It is a new colour scheme I tried implementing, and it turned out really well,” explains the artist.
His work is defined as stylised figuration, wherein the characters look beautiful and poetic, they make their presence felt and are also in conversation with one another.
His art exhibition, Salt of The Earth, which is on at the Icon Art Gallery takes you on a journey into the rural life, livelihood of the people, their anguish and their emotions.
“All my paintings predominantly portray how people in the rural setting are so connected to the earth there, their faith in 'dharthi' – their effort in growing food from the soil which is their source of living.
It also shows how they bond with the it,” Srinivas explains. Elaborating on the title, he says, “I call it so because people are so attached with the soil that they even share their sorrows with it.” Transferring his rustic fascination, his canvases portray a sense of connection not just between the characters, but with nature too.
"To bring in the nature element, I used fishes, tress and lotus ponds in the background, painted in bright colours. This was something I did as an experiment but later realised that it added just the right feel." Unlike other artists, Srinivas says he prefers living in the village and painting rather than live in the city.

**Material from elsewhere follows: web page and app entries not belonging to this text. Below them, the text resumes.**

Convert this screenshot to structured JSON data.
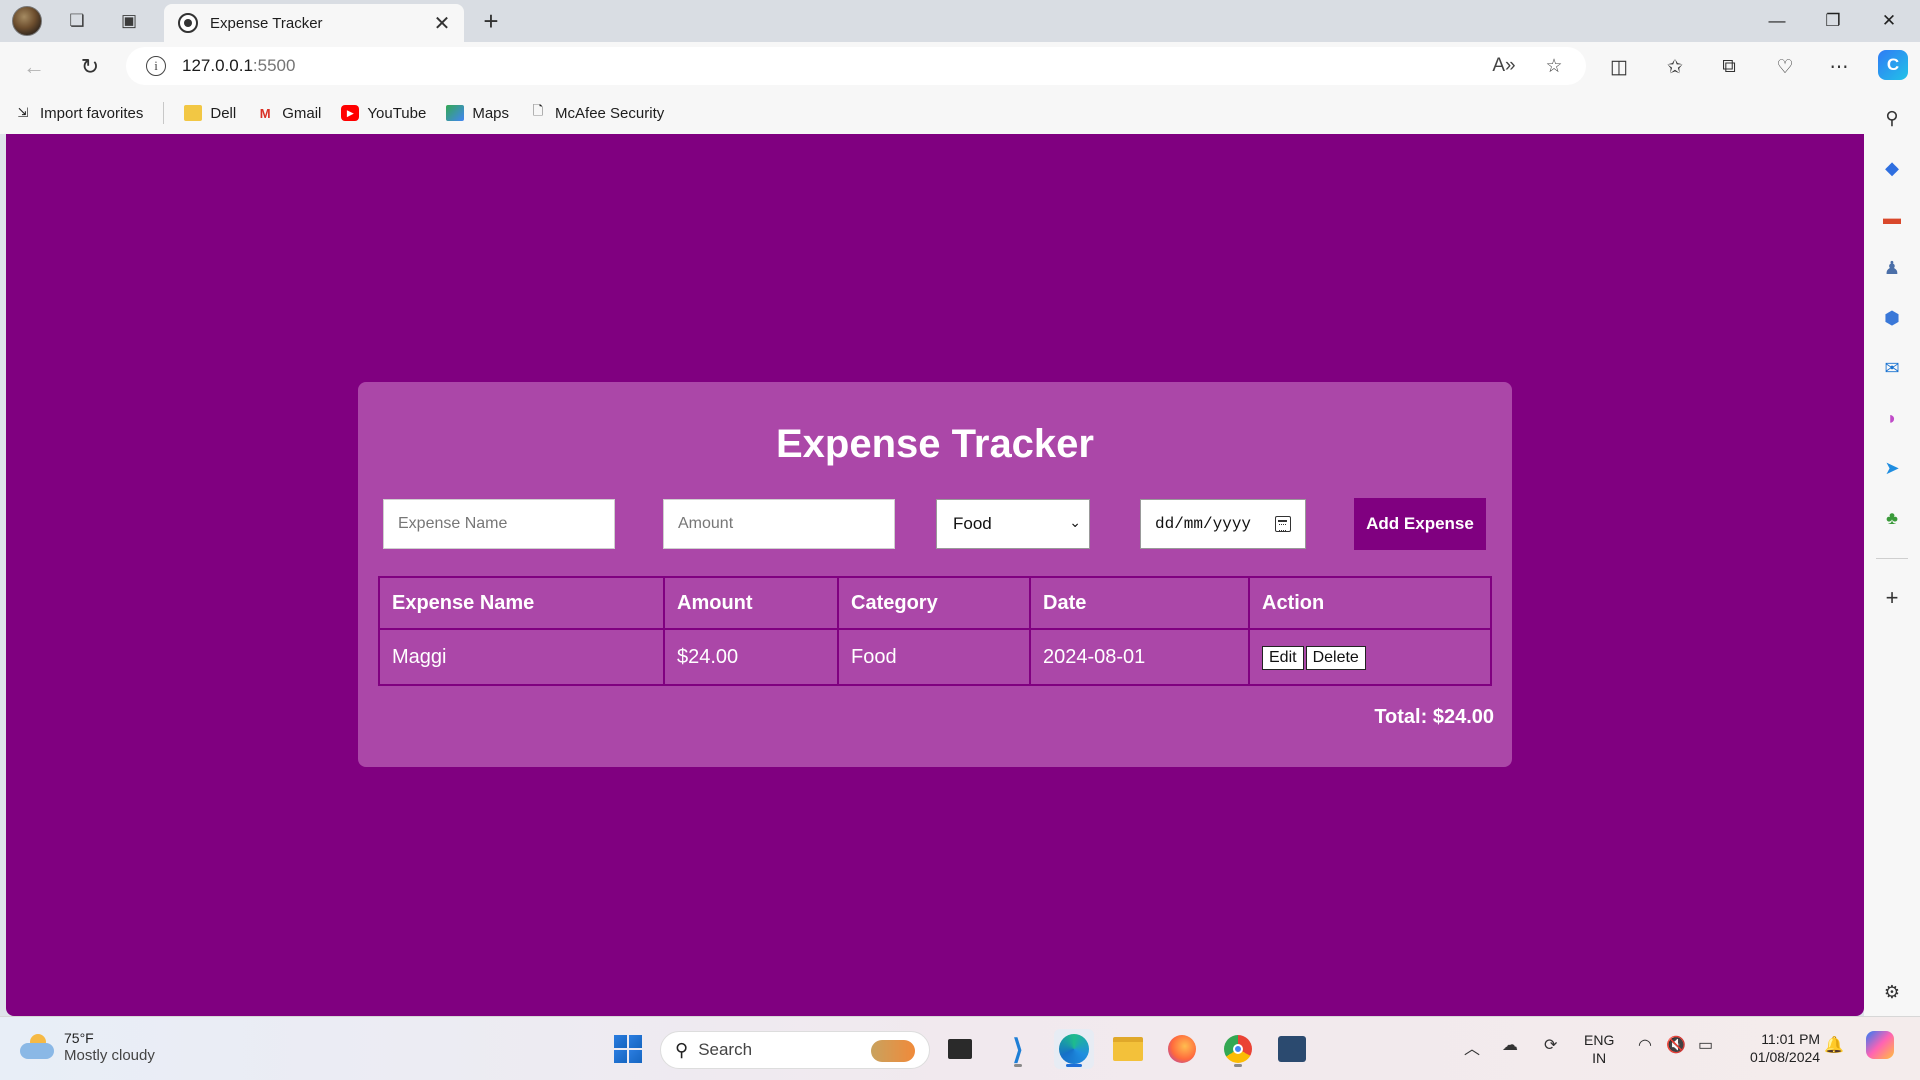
{
  "browser": {
    "tab_title": "Expense Tracker",
    "tab_close": "✕",
    "new_tab": "+",
    "url_host": "127.0.0.1",
    "url_port": ":5500",
    "window": {
      "minimize": "—",
      "restore": "❐",
      "close": "✕"
    }
  },
  "bookmarks": [
    {
      "label": "Import favorites"
    },
    {
      "label": "Dell"
    },
    {
      "label": "Gmail"
    },
    {
      "label": "YouTube"
    },
    {
      "label": "Maps"
    },
    {
      "label": "McAfee Security"
    }
  ],
  "app": {
    "title": "Expense Tracker",
    "form": {
      "name_placeholder": "Expense Name",
      "amount_placeholder": "Amount",
      "category_selected": "Food",
      "date_placeholder": "dd/mm/yyyy",
      "add_button": "Add Expense"
    },
    "table": {
      "headers": [
        "Expense Name",
        "Amount",
        "Category",
        "Date",
        "Action"
      ],
      "rows": [
        {
          "name": "Maggi",
          "amount": "$24.00",
          "category": "Food",
          "date": "2024-08-01",
          "edit": "Edit",
          "delete": "Delete"
        }
      ]
    },
    "total": "Total: $24.00"
  },
  "taskbar": {
    "weather_temp": "75°F",
    "weather_cond": "Mostly cloudy",
    "search_label": "Search",
    "lang_top": "ENG",
    "lang_bottom": "IN",
    "time": "11:01 PM",
    "date": "01/08/2024"
  },
  "colors": {
    "page_bg": "#800080",
    "card_bg": "#ab47a8",
    "button_bg": "#800080"
  }
}
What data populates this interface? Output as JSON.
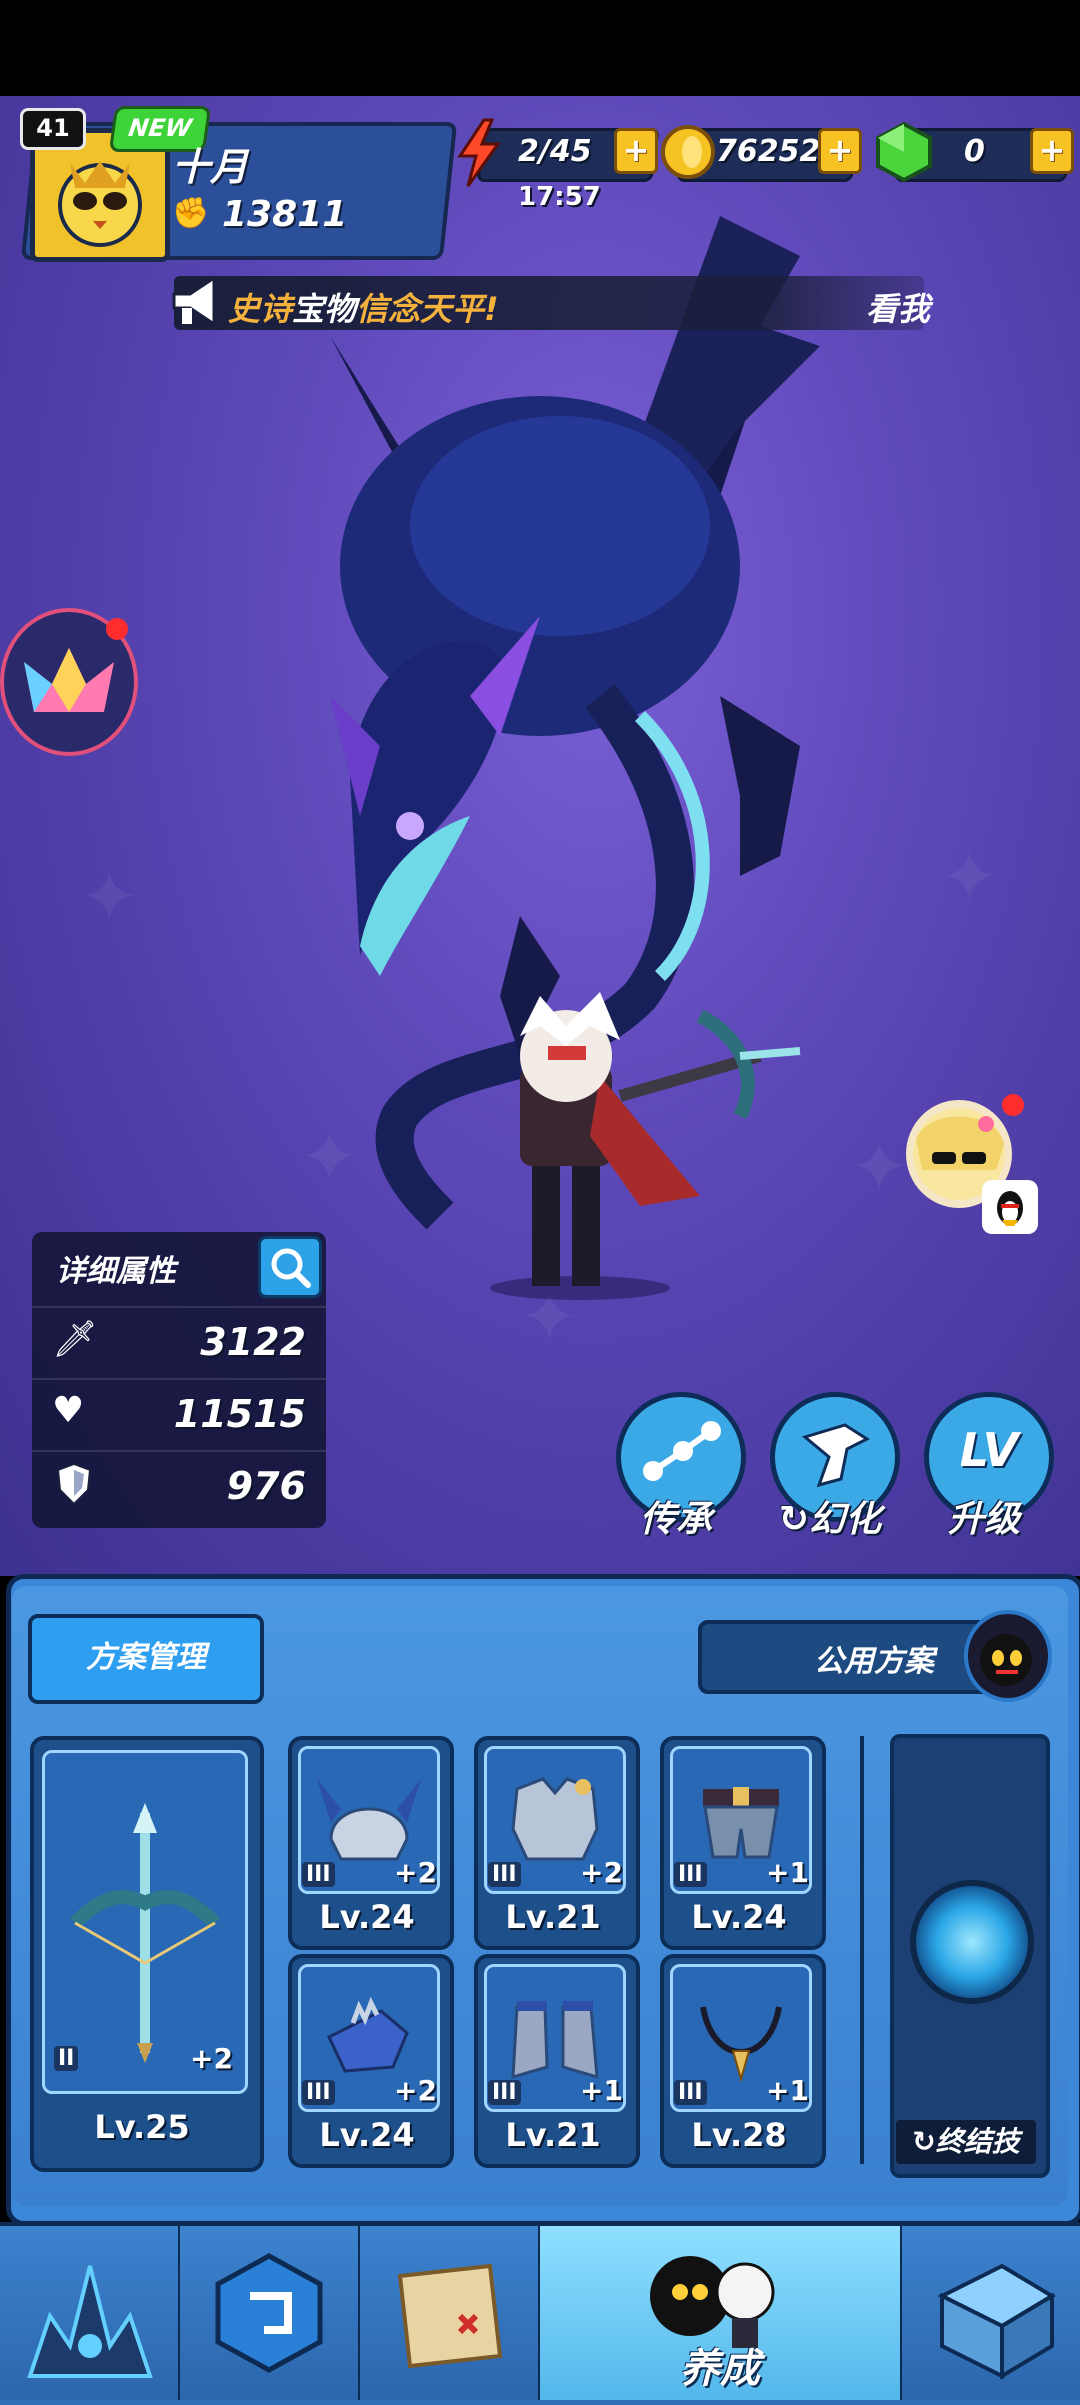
{
  "player": {
    "level": "41",
    "new_badge": "NEW",
    "name": "十月",
    "power": "13811"
  },
  "resources": {
    "energy": "2/45",
    "energy_timer": "17:57",
    "gold": "76252",
    "gems": "0",
    "plus": "+"
  },
  "ticker": {
    "part1": "史诗",
    "part2": "宝物",
    "part3": "信念天平!",
    "trailing": "看我"
  },
  "stats": {
    "title": "详细属性",
    "attack": "3122",
    "hp": "11515",
    "defense": "976"
  },
  "actions": {
    "inherit": "传承",
    "transform": "幻化",
    "upgrade": "升级",
    "upgrade_icon_text": "LV"
  },
  "loadout": {
    "plan_manage": "方案管理",
    "public_plan": "公用方案",
    "weapon": {
      "tier": "II",
      "plus": "+2",
      "level": "Lv.25"
    },
    "slots": [
      {
        "tier": "III",
        "plus": "+2",
        "level": "Lv.24"
      },
      {
        "tier": "III",
        "plus": "+2",
        "level": "Lv.21"
      },
      {
        "tier": "III",
        "plus": "+1",
        "level": "Lv.24"
      },
      {
        "tier": "III",
        "plus": "+2",
        "level": "Lv.24"
      },
      {
        "tier": "III",
        "plus": "+1",
        "level": "Lv.21"
      },
      {
        "tier": "III",
        "plus": "+1",
        "level": "Lv.28"
      }
    ],
    "ultimate": "终结技"
  },
  "nav": {
    "active_label": "养成"
  },
  "colors": {
    "scene_bg": "#5d48b8",
    "panel_bg": "#3c87d8",
    "gold_button": "#f7c324",
    "new_badge": "#3fd33a",
    "ticker_orange": "#f4b23c"
  }
}
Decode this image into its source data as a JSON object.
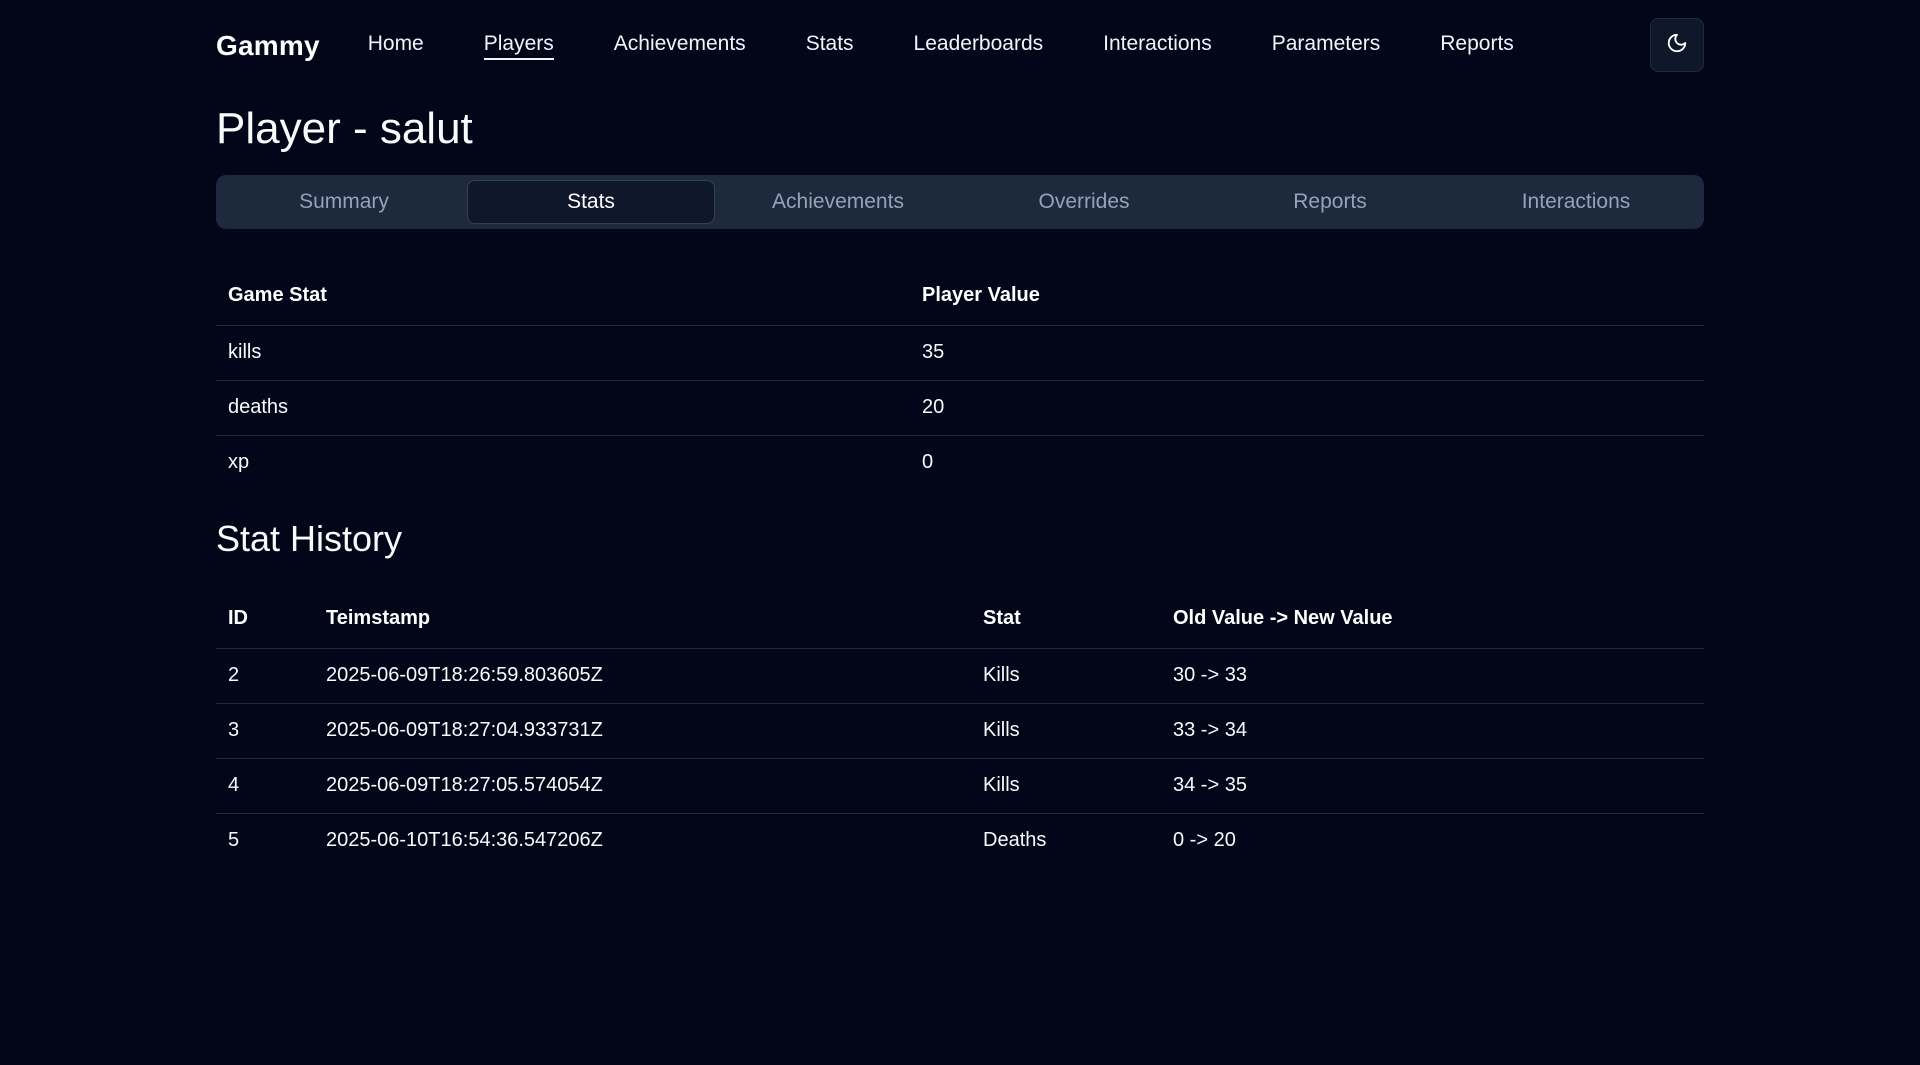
{
  "nav": {
    "brand": "Gammy",
    "links": [
      {
        "label": "Home",
        "active": false
      },
      {
        "label": "Players",
        "active": true
      },
      {
        "label": "Achievements",
        "active": false
      },
      {
        "label": "Stats",
        "active": false
      },
      {
        "label": "Leaderboards",
        "active": false
      },
      {
        "label": "Interactions",
        "active": false
      },
      {
        "label": "Parameters",
        "active": false
      },
      {
        "label": "Reports",
        "active": false
      }
    ],
    "theme_icon": "moon-icon"
  },
  "page": {
    "title": "Player - salut"
  },
  "tabs": [
    {
      "label": "Summary",
      "active": false
    },
    {
      "label": "Stats",
      "active": true
    },
    {
      "label": "Achievements",
      "active": false
    },
    {
      "label": "Overrides",
      "active": false
    },
    {
      "label": "Reports",
      "active": false
    },
    {
      "label": "Interactions",
      "active": false
    }
  ],
  "stats_table": {
    "headers": [
      "Game Stat",
      "Player Value"
    ],
    "rows": [
      [
        "kills",
        "35"
      ],
      [
        "deaths",
        "20"
      ],
      [
        "xp",
        "0"
      ]
    ]
  },
  "history": {
    "title": "Stat History",
    "headers": [
      "ID",
      "Teimstamp",
      "Stat",
      "Old Value -> New Value"
    ],
    "rows": [
      [
        "2",
        "2025-06-09T18:26:59.803605Z",
        "Kills",
        "30 -> 33"
      ],
      [
        "3",
        "2025-06-09T18:27:04.933731Z",
        "Kills",
        "33 -> 34"
      ],
      [
        "4",
        "2025-06-09T18:27:05.574054Z",
        "Kills",
        "34 -> 35"
      ],
      [
        "5",
        "2025-06-10T16:54:36.547206Z",
        "Deaths",
        "0 -> 20"
      ]
    ]
  },
  "colors": {
    "background": "#020618",
    "tab_bar": "#1d293d",
    "tab_active": "#0f172b",
    "text": "#f8fafc",
    "muted": "#94a3b8"
  }
}
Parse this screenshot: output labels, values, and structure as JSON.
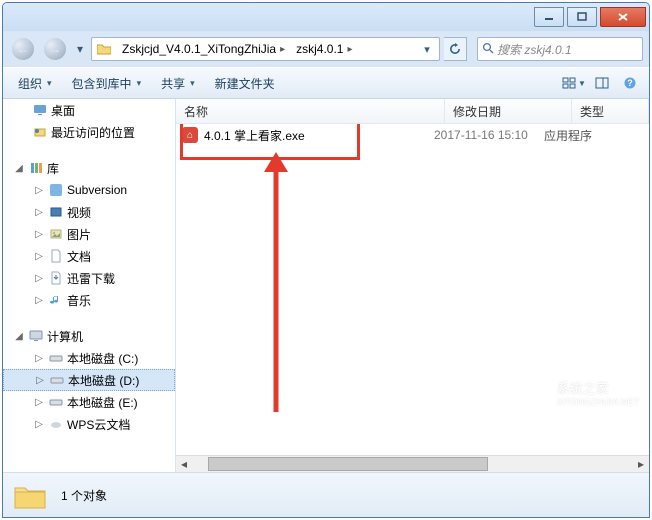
{
  "window": {
    "min_icon": "minimize-icon",
    "max_icon": "maximize-icon",
    "close_icon": "close-icon"
  },
  "nav": {
    "breadcrumbs": [
      "Zskjcjd_V4.0.1_XiTongZhiJia",
      "zskj4.0.1"
    ],
    "breadcrumb_sep": "▸",
    "dropdown_glyph": "▾",
    "search_placeholder": "搜索 zskj4.0.1"
  },
  "toolbar": {
    "organize": "组织",
    "include": "包含到库中",
    "share": "共享",
    "newfolder": "新建文件夹"
  },
  "tree": {
    "desktop": "桌面",
    "recent": "最近访问的位置",
    "lib": "库",
    "lib_items": [
      "Subversion",
      "视频",
      "图片",
      "文档",
      "迅雷下载",
      "音乐"
    ],
    "computer": "计算机",
    "drives": [
      "本地磁盘 (C:)",
      "本地磁盘 (D:)",
      "本地磁盘 (E:)"
    ],
    "cutoff": "WPS云文档"
  },
  "columns": {
    "name": "名称",
    "date": "修改日期",
    "type": "类型"
  },
  "rows": [
    {
      "name": "4.0.1 掌上看家.exe",
      "date": "2017-11-16 15:10",
      "type": "应用程序"
    }
  ],
  "status": {
    "count": "1 个对象"
  },
  "watermark": {
    "line1": "系统之家",
    "line2": "XITONGZHIJIA.NET"
  }
}
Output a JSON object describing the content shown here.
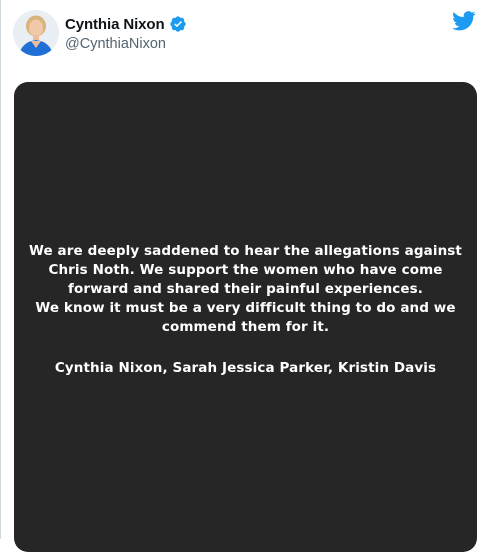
{
  "author": {
    "display_name": "Cynthia Nixon",
    "handle": "@CynthiaNixon",
    "avatar_icon": "avatar-photo",
    "verified_icon": "verified-badge-icon"
  },
  "brand": {
    "logo_icon": "twitter-bird-icon",
    "accent_color": "#1d9bf0"
  },
  "media": {
    "background_color": "#262626",
    "statement_lines": [
      "We are deeply saddened to hear the allegations against",
      "Chris Noth. We support the women who have come",
      "forward and shared their painful experiences.",
      "We know it must be a very difficult thing to do and we",
      "commend them for it."
    ],
    "signature": "Cynthia Nixon, Sarah Jessica Parker, Kristin Davis"
  }
}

"I like living close to my subject. I take inspiration from everyday people who live in and around my village." His grandfather was a tailor and hence the word "tailor" got tagged along with their names.
His father was a teacher and though not hailing from a tailor family, his dream was to be an artist.
“I was not aware of the art world as a kid.But, as I grew up, I saw people painting sign boards, which is when I started loving paints. I would see a few artists like Rajaiah and other local artists in Bal Bhawan in Siddhipet and learn from them.” Srinivas started off with sketching village people, houses in the village and trees.
He then went on to pursue his Masters in Fine Arts from the Hyderabad Central University in 2000. “I started doing figurative art. I would use water colours initially, but later switched to acrylic colours. I also like abstract art, but prefer any painting with a strong drawing and colour scheme,” he says.
Srinivas also says that he has been working on bringing something new. He elaborates, “I love to paint with freedom and I never plan before I start.
The colours just flow automatically and create magic. I am happy with the way people have responded to my paintings, and I want to try and execute as many new elements as possible.” Listing his idols, he says, “I love all the old masters of Indian Contemporary art like Gemini Roy, MF Hussain, Laxma Goud and Vaikuntham.” Tailor Srinivas has thus far participated in quite a few art exhibitions, including the 46th National Exhibition of Art, Lalit Kala Akademi, New Delhi in 2006, All India Art Competition, South Central Zone Cultural Centre (SCZCC), Nagpur and the Annual Exhibition of Potti Sriramulu Telugu University, Hyderabad, in 2003.
Salt of the Earth will be on display till April 5, from 11 am to 7 pm at the Icon Art Gallery.